Every driver on New Zealand roads must sit and pass the standard theory and practical driving test. The stages are the same for everyone but you’re not on your own. There is support and information available to help get driving on the road.
The following programmes can help make it happen
- I.Drive Learner Licensing Programme (external link) help disabled young people to get their learner’s
- getDriving programme support (external link) people living with Cerebral Palsy to gain their restricted
- Blue Light Youth Driver Navigator Programme (external link) supports locals aged 16 to 24 to get their licence free of charge in the Waikato and Bay of Plenty
- Drive Go (external link) is the official learn to drive mobile app to help people pass their restricted licence
Pathways Awarua have worked with New Zealand Transport Agency to help
- New Zealand Transport Agency (external link) describes in detail the steps involved to getting your license and any endorsements or conditions that may apply.
What are the stages to getting your license?
- Start: Learning the road rules
- Learner’s: Passing the theory test of skills and practice
- Restricted: Passing the practical test to drive solo
- Full: Passing another practical test to drive with full licence privileges.
I have a temporary disability; can I still drive?
While having a temporary disability may not stop you from driving, you should consider your safety and that of those around you. Talk to your GP about how your driving ability will be affected and how long for. You should also consider your car insurance policy and whether you’d be covered if you had an accident while driving with a temporary disability.
I have poor vision; can I still drive?

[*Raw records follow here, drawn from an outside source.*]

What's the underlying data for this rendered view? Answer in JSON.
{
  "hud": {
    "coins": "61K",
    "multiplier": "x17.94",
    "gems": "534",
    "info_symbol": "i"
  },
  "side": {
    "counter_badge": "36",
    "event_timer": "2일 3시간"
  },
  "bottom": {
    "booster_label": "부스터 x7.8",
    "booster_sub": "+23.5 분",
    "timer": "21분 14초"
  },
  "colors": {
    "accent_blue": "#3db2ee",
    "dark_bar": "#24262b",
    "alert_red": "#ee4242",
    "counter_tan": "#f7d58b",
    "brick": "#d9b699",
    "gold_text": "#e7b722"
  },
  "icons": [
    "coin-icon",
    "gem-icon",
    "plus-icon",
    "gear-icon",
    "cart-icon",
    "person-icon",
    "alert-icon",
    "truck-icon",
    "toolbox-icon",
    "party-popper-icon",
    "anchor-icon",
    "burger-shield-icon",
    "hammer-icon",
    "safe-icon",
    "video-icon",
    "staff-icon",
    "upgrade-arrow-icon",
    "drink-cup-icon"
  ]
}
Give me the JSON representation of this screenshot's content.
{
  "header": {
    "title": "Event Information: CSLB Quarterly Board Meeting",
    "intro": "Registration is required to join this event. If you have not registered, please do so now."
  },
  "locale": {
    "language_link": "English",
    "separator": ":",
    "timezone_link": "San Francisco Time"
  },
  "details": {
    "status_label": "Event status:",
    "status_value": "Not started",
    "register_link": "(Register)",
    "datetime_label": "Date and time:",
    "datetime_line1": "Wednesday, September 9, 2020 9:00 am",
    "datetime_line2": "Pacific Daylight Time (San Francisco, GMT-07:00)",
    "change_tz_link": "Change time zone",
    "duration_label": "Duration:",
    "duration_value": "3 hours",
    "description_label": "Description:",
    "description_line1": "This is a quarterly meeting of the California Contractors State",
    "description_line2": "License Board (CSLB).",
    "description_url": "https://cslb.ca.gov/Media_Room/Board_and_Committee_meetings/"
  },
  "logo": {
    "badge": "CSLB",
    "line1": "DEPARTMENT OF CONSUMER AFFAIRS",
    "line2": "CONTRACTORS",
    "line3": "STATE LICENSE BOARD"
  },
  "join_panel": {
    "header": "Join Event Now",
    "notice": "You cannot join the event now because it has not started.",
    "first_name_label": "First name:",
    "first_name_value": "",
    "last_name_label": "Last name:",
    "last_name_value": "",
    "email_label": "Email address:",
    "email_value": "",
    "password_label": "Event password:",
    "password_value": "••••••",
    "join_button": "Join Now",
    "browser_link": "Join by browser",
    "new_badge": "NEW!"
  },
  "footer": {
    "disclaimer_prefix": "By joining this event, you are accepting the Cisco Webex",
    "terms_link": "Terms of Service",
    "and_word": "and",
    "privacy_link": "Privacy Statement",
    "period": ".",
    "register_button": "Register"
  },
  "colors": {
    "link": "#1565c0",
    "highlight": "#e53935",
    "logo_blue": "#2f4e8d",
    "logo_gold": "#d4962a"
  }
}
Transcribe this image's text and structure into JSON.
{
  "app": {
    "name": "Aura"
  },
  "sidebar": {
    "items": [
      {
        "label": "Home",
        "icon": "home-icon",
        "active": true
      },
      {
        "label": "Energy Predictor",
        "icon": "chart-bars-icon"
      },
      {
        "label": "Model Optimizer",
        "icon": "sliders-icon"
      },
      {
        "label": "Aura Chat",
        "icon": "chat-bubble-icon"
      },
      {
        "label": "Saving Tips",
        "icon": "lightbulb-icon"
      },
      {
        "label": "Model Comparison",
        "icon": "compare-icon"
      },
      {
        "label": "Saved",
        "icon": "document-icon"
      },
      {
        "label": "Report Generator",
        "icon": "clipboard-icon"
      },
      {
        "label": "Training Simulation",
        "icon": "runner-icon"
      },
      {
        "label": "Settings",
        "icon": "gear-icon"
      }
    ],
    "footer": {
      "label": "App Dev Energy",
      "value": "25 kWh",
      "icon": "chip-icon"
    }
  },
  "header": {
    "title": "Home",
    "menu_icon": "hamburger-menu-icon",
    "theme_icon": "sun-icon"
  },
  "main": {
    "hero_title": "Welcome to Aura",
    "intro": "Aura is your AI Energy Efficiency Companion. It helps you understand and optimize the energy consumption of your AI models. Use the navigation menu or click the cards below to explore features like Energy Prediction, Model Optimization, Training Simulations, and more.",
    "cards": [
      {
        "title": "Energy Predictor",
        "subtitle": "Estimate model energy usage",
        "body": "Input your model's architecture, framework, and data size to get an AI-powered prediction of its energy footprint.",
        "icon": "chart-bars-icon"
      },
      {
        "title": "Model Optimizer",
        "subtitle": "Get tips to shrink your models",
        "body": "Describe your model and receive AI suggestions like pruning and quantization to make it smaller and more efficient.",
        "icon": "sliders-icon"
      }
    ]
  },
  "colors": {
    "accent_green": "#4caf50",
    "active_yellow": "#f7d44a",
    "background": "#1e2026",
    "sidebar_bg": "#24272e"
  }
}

If you have low or monocular vision, it is likely you’ll have a condition on your licence saying that you need glasses or contact lenses. All drivers need to have at least 140 degrees of peripheral vision and have a minimum of 6/12 eyesight for a Class 1 licence, fortunately there are technologies available to help! It may also be worth contracting a Driver-Trained Occupational Therapist (DTOT) who can advise on what aids would help you.
- Add two convex side mirrors
- Add a panoramic rear-view mirror to eliminate all blind spots
- Try adding reversing sensors and cameras to your vehicle
- Always keep windows clean and clear
- Don’t direct air conditioning towards your face as it dries out eyes quicker
- Use a larger following distance in slow traffic
- Utilise sound to know what’s going on around you, this means less radio and music
- Look after your eyes – If you start to feel irritated or tired, take a break.
I am Deaf/hard of hearing; can I still drive?
There is no law stopping persons who are registered deaf or low hearing from driving. Good driving skills and an awareness of the environment are very important, Waka Kotahi NZ Transport Agency (NZTA) suggests deaf drivers may want to consider purchasing extended mirrors/features to help with everyday driving; however keen visual scanning supplemented with aids such as a visual blind spot detection (flashing light in side mirror when a vehicle comes alongside) are also valuable.
- Add additional mirrors to cover blind spots
- Try adding a reversing camera rather than simply using audible reversing sensors.
Last updated on Monday, 11 September 2023